▶ Task statement
Everything in the records must appear again exactly, except the images.

▶ Data extract
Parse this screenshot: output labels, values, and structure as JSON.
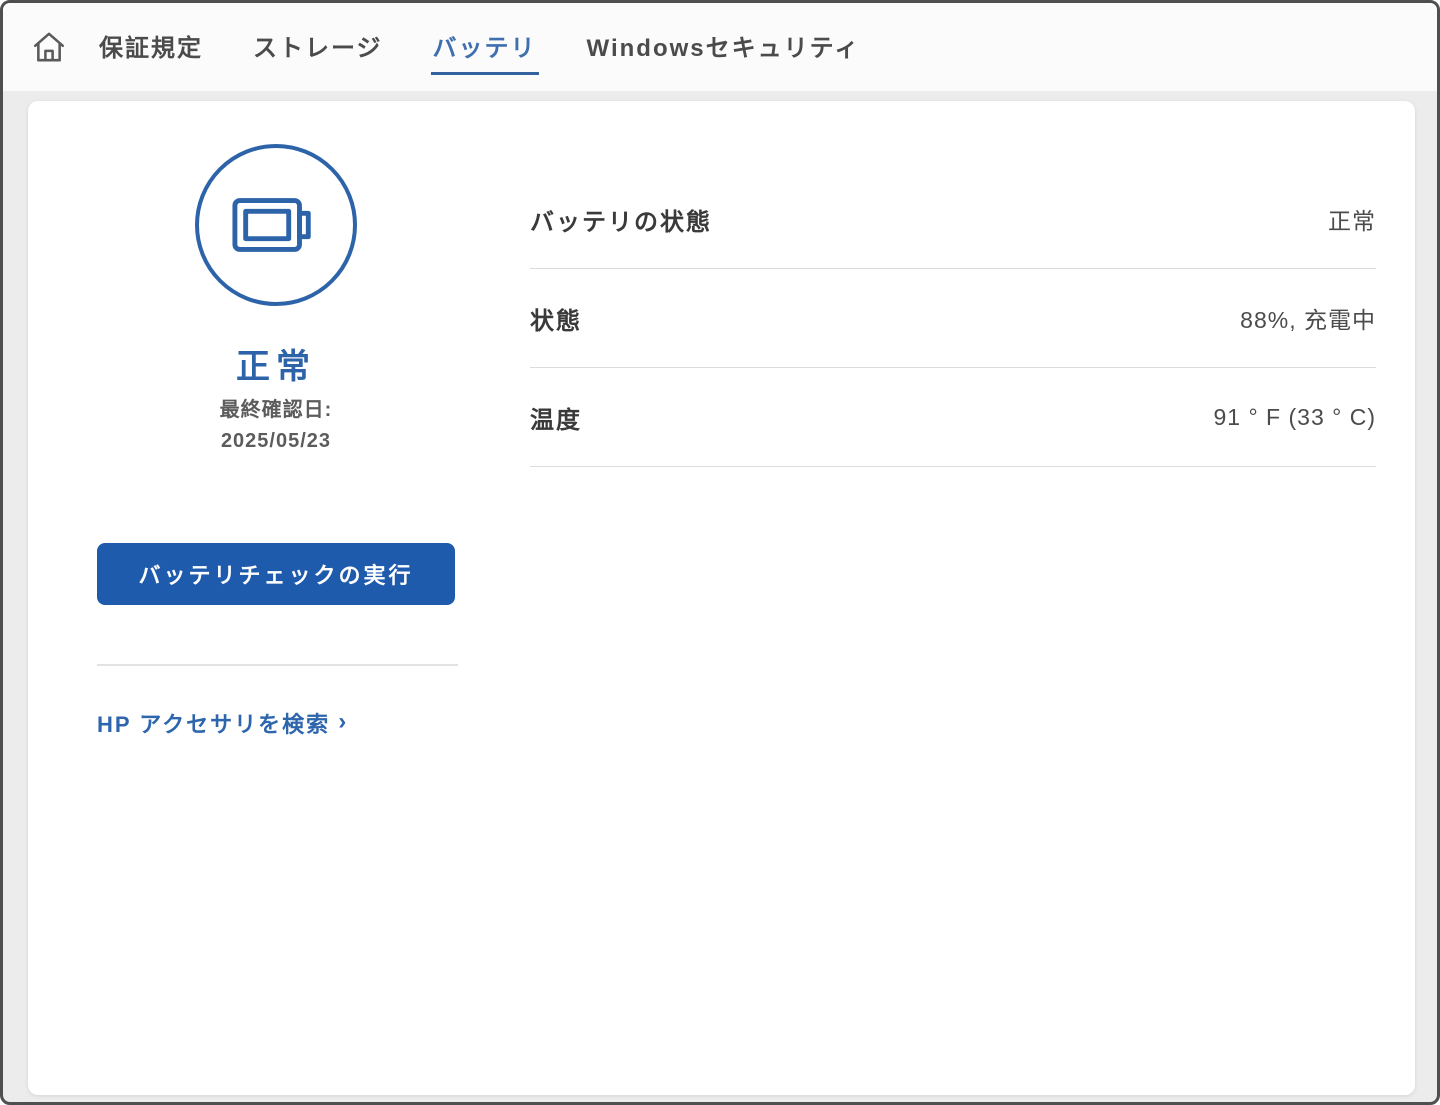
{
  "colors": {
    "accent": "#2d63a8",
    "button_bg": "#1f5bad",
    "active_tab": "#3f6fae",
    "frame_border": "#4f4f4f",
    "page_bg": "#ececec"
  },
  "nav": {
    "tabs": [
      {
        "label": "保証規定",
        "active": false
      },
      {
        "label": "ストレージ",
        "active": false
      },
      {
        "label": "バッテリ",
        "active": true
      },
      {
        "label": "Windowsセキュリティ",
        "active": false
      }
    ]
  },
  "battery_panel": {
    "status_text": "正常",
    "last_checked_label": "最終確認日:",
    "last_checked_date": "2025/05/23",
    "run_check_button": "バッテリチェックの実行",
    "accessories_link": "HP アクセサリを検索",
    "accessories_chevron": "›",
    "details": [
      {
        "label": "バッテリの状態",
        "value": "正常"
      },
      {
        "label": "状態",
        "value": "88%, 充電中"
      },
      {
        "label": "温度",
        "value": "91 ° F (33 ° C)"
      }
    ]
  }
}
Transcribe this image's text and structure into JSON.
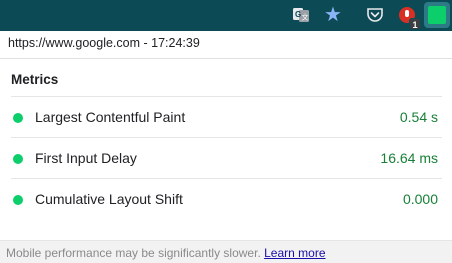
{
  "toolbar": {
    "icons": [
      "translate-icon",
      "star-icon",
      "pocket-icon",
      "extension-icon",
      "web-vitals-extension-icon"
    ],
    "badge": "1",
    "colors": {
      "background": "#0c4a55",
      "star": "#8ab4f8",
      "active_ext": "#0cce6b"
    }
  },
  "popup": {
    "url_line": "https://www.google.com - 17:24:39",
    "section_title": "Metrics",
    "metrics": [
      {
        "label": "Largest Contentful Paint",
        "value": "0.54 s",
        "status": "good"
      },
      {
        "label": "First Input Delay",
        "value": "16.64 ms",
        "status": "good"
      },
      {
        "label": "Cumulative Layout Shift",
        "value": "0.000",
        "status": "good"
      }
    ],
    "footer": {
      "text": "Mobile performance may be significantly slower.",
      "link": "Learn more"
    },
    "colors": {
      "good": "#0cce6b",
      "value_text": "#188038",
      "link": "#1a0dab"
    }
  }
}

▶ Response area
Parse this screenshot: output labels, values, and structure as JSON.
{
  "colors": {
    "accent": "#2d63a8",
    "button_bg": "#1f5bad",
    "active_tab": "#3f6fae",
    "frame_border": "#4f4f4f",
    "page_bg": "#ececec"
  },
  "nav": {
    "tabs": [
      {
        "label": "保証規定",
        "active": false
      },
      {
        "label": "ストレージ",
        "active": false
      },
      {
        "label": "バッテリ",
        "active": true
      },
      {
        "label": "Windowsセキュリティ",
        "active": false
      }
    ]
  },
  "battery_panel": {
    "status_text": "正常",
    "last_checked_label": "最終確認日:",
    "last_checked_date": "2025/05/23",
    "run_check_button": "バッテリチェックの実行",
    "accessories_link": "HP アクセサリを検索",
    "accessories_chevron": "›",
    "details": [
      {
        "label": "バッテリの状態",
        "value": "正常"
      },
      {
        "label": "状態",
        "value": "88%, 充電中"
      },
      {
        "label": "温度",
        "value": "91 ° F (33 ° C)"
      }
    ]
  }
}
Transcribe this image's text and structure into JSON.
{
  "toolbar": {
    "icons": [
      "translate-icon",
      "star-icon",
      "pocket-icon",
      "extension-icon",
      "web-vitals-extension-icon"
    ],
    "badge": "1",
    "colors": {
      "background": "#0c4a55",
      "star": "#8ab4f8",
      "active_ext": "#0cce6b"
    }
  },
  "popup": {
    "url_line": "https://www.google.com - 17:24:39",
    "section_title": "Metrics",
    "metrics": [
      {
        "label": "Largest Contentful Paint",
        "value": "0.54 s",
        "status": "good"
      },
      {
        "label": "First Input Delay",
        "value": "16.64 ms",
        "status": "good"
      },
      {
        "label": "Cumulative Layout Shift",
        "value": "0.000",
        "status": "good"
      }
    ],
    "footer": {
      "text": "Mobile performance may be significantly slower.",
      "link": "Learn more"
    },
    "colors": {
      "good": "#0cce6b",
      "value_text": "#188038",
      "link": "#1a0dab"
    }
  }
}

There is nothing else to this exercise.